|International Classification||H01R13/648, H05K9/00|
|Cooperative Classification||H05K9/0018, Y10T29/49826|
|Feb 19, 2009||AS||Assignment|
Owner name: INTERNATIONAL BUSINESS MACHINES CORPORATION, NEW Y
Free format text: ASSIGNMENT OF ASSIGNORS INTEREST;ASSIGNORS:BENNER, ALAN F.;DECUSATIS, CASIMER M.;REEL/FRAME:022280/0125
Effective date: 20090210
|Jul 31, 2009||AS||Assignment|
Owner name: DARPA, VIRGINIA
Free format text: CONFIRMATORY LICENSE;ASSIGNOR:INTERNATIONAL BUSINESS MACHINES CORPORATION;REEL/FRAME:023037/0014
Effective date: 20090227
|Mar 20, 2015||REMI||Maintenance fee reminder mailed|
|Aug 9, 2015||LAPS||Lapse for failure to pay maintenance fees|

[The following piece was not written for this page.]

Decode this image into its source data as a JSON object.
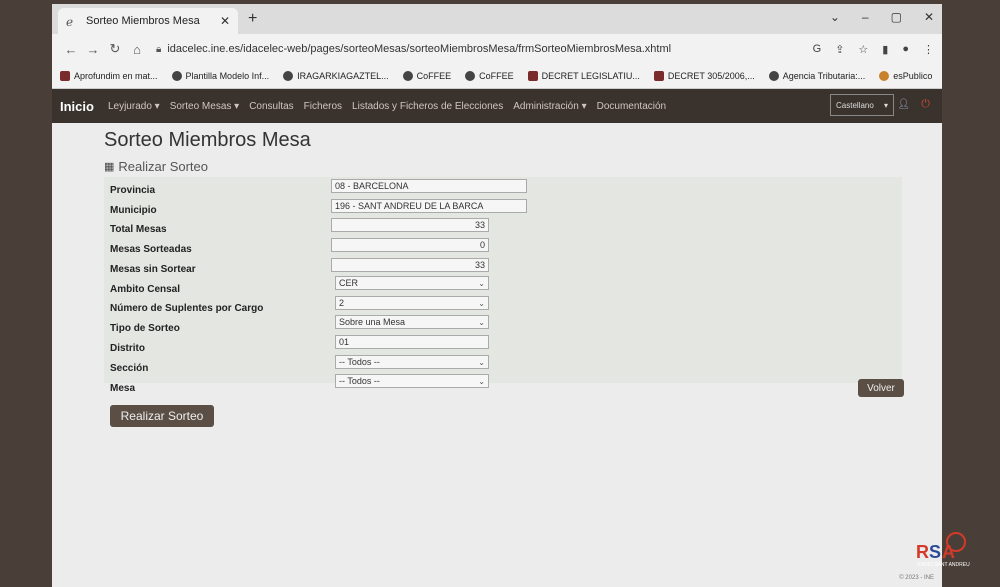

|Sep 29, 2015||FP||Expired due to failure to pay maintenance fee|
Effective date: 20150809